▶ _About this exercise_: The records follow. Give them all back exactly.

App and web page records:
--- START ---

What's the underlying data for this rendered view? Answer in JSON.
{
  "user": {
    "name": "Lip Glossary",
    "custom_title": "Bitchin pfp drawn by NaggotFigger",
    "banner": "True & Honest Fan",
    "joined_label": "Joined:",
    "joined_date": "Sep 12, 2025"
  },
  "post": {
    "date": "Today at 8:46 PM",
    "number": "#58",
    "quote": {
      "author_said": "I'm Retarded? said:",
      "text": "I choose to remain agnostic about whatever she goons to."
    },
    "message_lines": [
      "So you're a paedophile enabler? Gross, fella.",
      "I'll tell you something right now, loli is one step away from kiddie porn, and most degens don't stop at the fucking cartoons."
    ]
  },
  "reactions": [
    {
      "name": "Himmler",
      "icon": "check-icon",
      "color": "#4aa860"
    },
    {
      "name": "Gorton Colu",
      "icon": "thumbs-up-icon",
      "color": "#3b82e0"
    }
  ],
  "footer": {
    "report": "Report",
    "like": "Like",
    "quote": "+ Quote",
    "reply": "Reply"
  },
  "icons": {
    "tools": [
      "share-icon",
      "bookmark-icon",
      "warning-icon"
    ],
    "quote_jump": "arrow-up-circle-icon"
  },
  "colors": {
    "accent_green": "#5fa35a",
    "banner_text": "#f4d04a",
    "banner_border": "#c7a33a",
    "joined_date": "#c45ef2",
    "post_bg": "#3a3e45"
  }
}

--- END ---

▶ _Result below_:
What's the underlying data for this rendered view? Answer in JSON.
{
  "user": {
    "name": "Lip Glossary",
    "custom_title": "Bitchin pfp drawn by NaggotFigger",
    "banner": "True & Honest Fan",
    "joined_label": "Joined:",
    "joined_date": "Sep 12, 2025"
  },
  "post": {
    "date": "Today at 8:46 PM",
    "number": "#58",
    "quote": {
      "author_said": "I'm Retarded? said:",
      "text": "I choose to remain agnostic about whatever she goons to."
    },
    "message_lines": [
      "So you're a paedophile enabler? Gross, fella.",
      "I'll tell you something right now, loli is one step away from kiddie porn, and most degens don't stop at the fucking cartoons."
    ]
  },
  "reactions": [
    {
      "name": "Himmler",
      "icon": "check-icon",
      "color": "#4aa860"
    },
    {
      "name": "Gorton Colu",
      "icon": "thumbs-up-icon",
      "color": "#3b82e0"
    }
  ],
  "footer": {
    "report": "Report",
    "like": "Like",
    "quote": "+ Quote",
    "reply": "Reply"
  },
  "icons": {
    "tools": [
      "share-icon",
      "bookmark-icon",
      "warning-icon"
    ],
    "quote_jump": "arrow-up-circle-icon"
  },
  "colors": {
    "accent_green": "#5fa35a",
    "banner_text": "#f4d04a",
    "banner_border": "#c7a33a",
    "joined_date": "#c45ef2",
    "post_bg": "#3a3e45"
  }
}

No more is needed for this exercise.